Sarfatti 30 is a unique building located in Tel Aviv, Israel that has captured the attention of the architectural and design communities worldwide. Built in 1934 by the Italian architect Gino Levi-Montalcini, Sarfatti 30 was originally designed to serve as a showroom for Visarno, an Italian lighting company.
Today, Sarfatti 30 is not only a significant historical site but also a modern hub of innovation. The building’s distinctive architecture, fascinating history, and innovative design have earned it recognition as an icon of Tel Aviv’s Bauhaus legacy.
In this article, we will explore the story of Sarfatti 30, examining its history, architectural details, and design innovations.
A Brief Overview of Bauhaus Architecture and Tel Aviv
Before diving into the story of Sarfatti 30, it’s essential to understand the context of Tel Aviv’s Bauhaus legacy. The Bauhaus movement originated in Germany in the early 1900s and had a significant impact on architecture, design, and art worldwide.
In the 1930s, many Jewish architects and artists, who were fleeing from Nazi Germany, found refuge in Palestine. There, they established the White City of Tel Aviv, a UNESCO World Heritage site that features more than 4,000 Bauhaus-style buildings.
The White City is considered the largest collection of Bauhaus-style architecture in the world, and it perfectly illustrates the influence of the Bauhaus movement on the development of modernist architecture. Sarfatti 30 is one of the most notable buildings in the White City, representing the pinnacle of Tel Aviv’s Bauhaus legacy.
The Design of Sarfatti 30
As previously mentioned, Sarfatti 30 was designed by Gino Levi-Montalcini in 1934. Levi-Montalcini was an Italian architect who worked in Milan and was known for his innovative designs and unique style.
The building’s design incorporates many of the signature elements of Bauhaus-style architecture, including an emphasis on clean lines, geometric shapes, and functionalism. Despite its modernist design, the building also features unique decorative elements, such as the inclusion of colorful tiles and iridescent glasswork.
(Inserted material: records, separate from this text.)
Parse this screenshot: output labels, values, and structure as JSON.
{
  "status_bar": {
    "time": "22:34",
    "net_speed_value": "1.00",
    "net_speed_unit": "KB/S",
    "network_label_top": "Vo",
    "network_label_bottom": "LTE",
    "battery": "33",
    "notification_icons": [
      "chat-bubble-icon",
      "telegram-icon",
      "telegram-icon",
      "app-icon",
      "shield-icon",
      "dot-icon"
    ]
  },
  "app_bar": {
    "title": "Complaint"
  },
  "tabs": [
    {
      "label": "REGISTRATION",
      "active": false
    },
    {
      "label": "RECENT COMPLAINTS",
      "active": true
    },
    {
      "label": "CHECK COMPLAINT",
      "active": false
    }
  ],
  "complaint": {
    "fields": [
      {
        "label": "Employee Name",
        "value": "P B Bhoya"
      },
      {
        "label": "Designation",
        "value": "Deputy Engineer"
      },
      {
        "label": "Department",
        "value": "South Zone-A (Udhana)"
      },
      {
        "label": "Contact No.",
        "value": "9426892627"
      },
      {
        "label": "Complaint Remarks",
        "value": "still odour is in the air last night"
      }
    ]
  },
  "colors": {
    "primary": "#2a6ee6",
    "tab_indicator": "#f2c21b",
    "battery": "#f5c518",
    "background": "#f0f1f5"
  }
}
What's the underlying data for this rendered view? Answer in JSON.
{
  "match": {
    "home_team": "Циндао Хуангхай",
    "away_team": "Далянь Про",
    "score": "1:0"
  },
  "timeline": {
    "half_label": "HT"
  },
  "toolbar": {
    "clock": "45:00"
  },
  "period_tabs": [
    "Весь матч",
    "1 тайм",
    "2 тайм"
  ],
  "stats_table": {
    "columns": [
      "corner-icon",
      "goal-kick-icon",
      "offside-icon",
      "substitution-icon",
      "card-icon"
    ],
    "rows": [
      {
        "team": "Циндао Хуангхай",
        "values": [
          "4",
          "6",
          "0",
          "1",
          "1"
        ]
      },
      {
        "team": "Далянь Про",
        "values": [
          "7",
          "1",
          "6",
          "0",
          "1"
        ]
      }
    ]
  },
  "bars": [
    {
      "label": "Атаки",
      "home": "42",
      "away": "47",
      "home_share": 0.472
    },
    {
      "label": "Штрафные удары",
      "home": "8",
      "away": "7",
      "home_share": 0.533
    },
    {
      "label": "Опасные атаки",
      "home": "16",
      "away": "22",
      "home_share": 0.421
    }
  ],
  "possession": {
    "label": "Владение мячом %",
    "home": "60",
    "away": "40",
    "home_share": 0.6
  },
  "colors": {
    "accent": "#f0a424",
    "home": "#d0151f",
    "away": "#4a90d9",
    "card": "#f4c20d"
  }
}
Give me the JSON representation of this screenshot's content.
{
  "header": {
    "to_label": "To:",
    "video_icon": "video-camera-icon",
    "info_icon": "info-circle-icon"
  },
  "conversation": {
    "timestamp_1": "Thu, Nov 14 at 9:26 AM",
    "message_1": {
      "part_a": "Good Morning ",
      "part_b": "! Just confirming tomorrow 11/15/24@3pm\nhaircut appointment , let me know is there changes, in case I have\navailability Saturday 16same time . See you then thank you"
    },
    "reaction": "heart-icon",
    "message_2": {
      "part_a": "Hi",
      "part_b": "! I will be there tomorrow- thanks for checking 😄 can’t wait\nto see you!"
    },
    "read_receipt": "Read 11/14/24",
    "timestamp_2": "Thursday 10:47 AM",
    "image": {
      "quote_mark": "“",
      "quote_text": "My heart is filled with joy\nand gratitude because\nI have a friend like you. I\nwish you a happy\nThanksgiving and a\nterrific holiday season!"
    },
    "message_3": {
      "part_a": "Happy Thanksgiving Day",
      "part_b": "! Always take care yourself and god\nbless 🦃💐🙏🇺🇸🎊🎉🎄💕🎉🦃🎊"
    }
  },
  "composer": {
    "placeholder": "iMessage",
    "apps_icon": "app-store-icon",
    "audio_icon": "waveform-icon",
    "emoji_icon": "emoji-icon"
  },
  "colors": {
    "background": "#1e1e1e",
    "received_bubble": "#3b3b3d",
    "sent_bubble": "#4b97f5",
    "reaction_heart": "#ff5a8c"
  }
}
The building is seven stories tall and features a curved facade that is meant to evoke the shape of a ship’s bow. One of the most distinctive features of the building is the use of terraces, protruding from the facade, which provide panoramic views of the city.
The History of Sarfatti 30
While Sarfatti 30 is undoubtedly a masterpiece of modernist design, its history is equally fascinating. Originally built as a showroom for Visarno, the building was sold to the Sarfatti family in the 1950s.
The Sarfatti family was a prominent Jewish family in Italy who had fled to Palestine during World War II. In the years following the war, they became successful businesspeople in Tel Aviv, and they purchased the building as a way to expand their business ventures.
Over the years, the building was repurposed several times, serving as the headquarters of the Israeli Opera and as an office building for various companies. In 2016, the building underwent a significant renovation to convert it into a luxury apartment complex. The renovations were carefully planned to preserve the building’s historical significance while updating it with modern amenities.
The Legacy of Sarfatti 30
Today, Sarfatti 30 is not only a historical landmark but also a thriving center of innovation. The building’s innovative design has captivated the attention of architects and designers worldwide and has earned it a reputation as one of the world’s foremost examples of modernist architecture.
As Tel Aviv continues to grow and evolve, Sarfatti 30 serves as a reminder of the city’s rich Bauhaus legacy. It has become a symbol of the city’s commitment to innovation and progress while honoring its past.
In conclusion, Sarfatti 30 is an architectural masterpiece that represents the pinnacle of Tel Aviv’s Bauhaus legacy. The building’s history, innovative design, and unique decorative elements combine to create a stunning example of modernist architecture. Today, Sarfatti 30 serves as a center of innovation and a symbol of Tel Aviv’s commitment to progress while honoring its past.